Another disadvantage is that rectal sex is a fairly good way of passing on certain infections, notably gonorrhoea (the clap), chlamydia and HIV. Admittedly, it is unlikely that your boyfriend has any of these, assuming that he really is a virgin, as he claims.
You may be asking yourself why I say that it is younger women who suffer a lot of pain if someone tries to penetrate them anally. The reason is this. Women who are in their 30s and 40s have often had children. And the process of childbirth makes the muscles and ligaments considerably looser in that area of the body. Therefore, it is often much easier to push things into the rectum. So it is an undeniable fact that middle-aged couples can often have rectal sex reasonably comfortably.
Finally, you enquire whether ‘bottom sex’ can lead to pregnancy. No, it can’t, because sperm deposited inside the rectum cannot find a route to the woman’s womb. There is just a remote chance that they could make their way across the skin between the anus and the vulva, and thus enter the vagina. But that is most unlikely. Summing up, I really do not think that it would be a good idea for you and the young man to experiment with this type of activity.
- Can I catch VD?
Q. I am a guy, and I forgot to wash my hands after using a public toilet. Later that day, I masturbated. Is there any chance that this could give mevenereal disease Doc?
A: None whatsoever, so quit fretting.
- Bigger testicle
Q. Doc, is there any medicine which would make my testicles bigger?
A: No – unless you are suffering from a deficiency of male hormone. A physical examination and a blood test would soon give the answer to that point.

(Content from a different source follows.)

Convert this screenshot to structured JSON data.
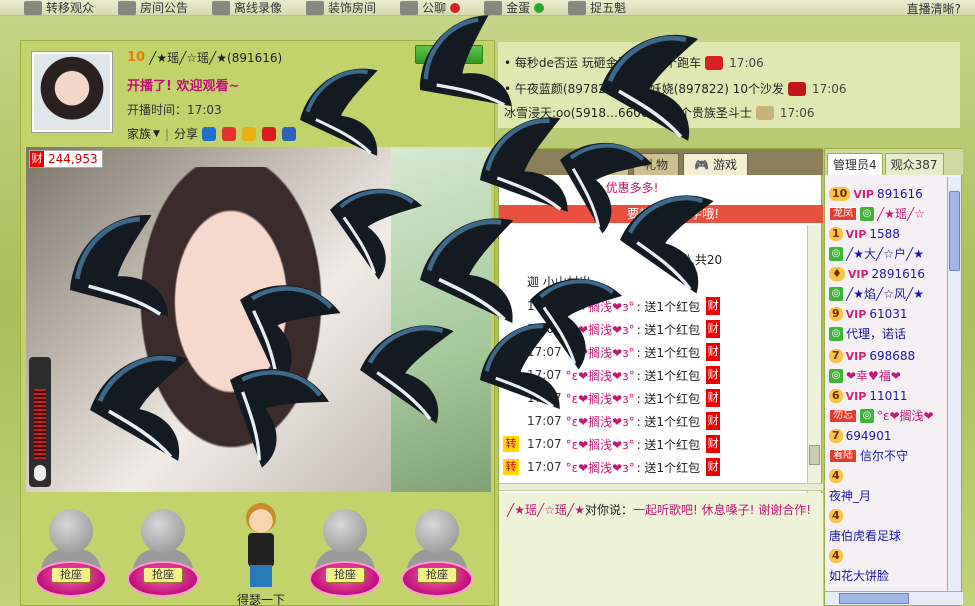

- Irregular period after birth
Q. Hi, Doc. I gave birth to a beautiful baby around four months ago, but have been getting irregular periods ever since then. Please tell me what you think could be wrong.
A: Sorry to hear about this. I suspect that you may have a little bit of placenta (afterbirth) still in the womb. To find out whether this is so, you need to have an internal examination by an expert doctor, plus probably an ultrasound scan. If there is some placenta still left in the womb, it will not be too difficult to remove it. I wish you and your baby well.
- Am I infertile?
Q. My sperm fluid seems strangely thin to me, compared with that of other guys. So I greatly fear that I am infertile. How could I find out, Doc?
A: Well, I’m not quite sure how you have managed to see other guys’ seminal fluid. But on the basis of what you say, it is most unlikely that you are infertile. If you really want to find out, you could ask a doctor to send a sperm test to the hospital lab.
- Is colloidal silver a cure-all?
Q. Good afternoon. Is colloidal silver a cure-all, as I have heard? Would it help the sex life? And where can I buy it?
A: Colloidal silver has had a lot of publicity recently. By the way, the word colloidal just means that the silver is suspended in fine particles in a liquid.
This medication was used a lot by doctors around 70 to 100 years ago, because it had some mild germ-killing ability. But when antibiotics were invented, it fell out of use. No, it certainly isn’t a ‘cure-all’. The best I can say for it is that it may kill some germs.
I believe there is a guy down in Brown’s Town, St Ann, who is marketing it. But before you try it, I suggest you read the Wikipedia article on ‘Medical uses of silver’. Finally, there is no way it could help your sex life. Sorry.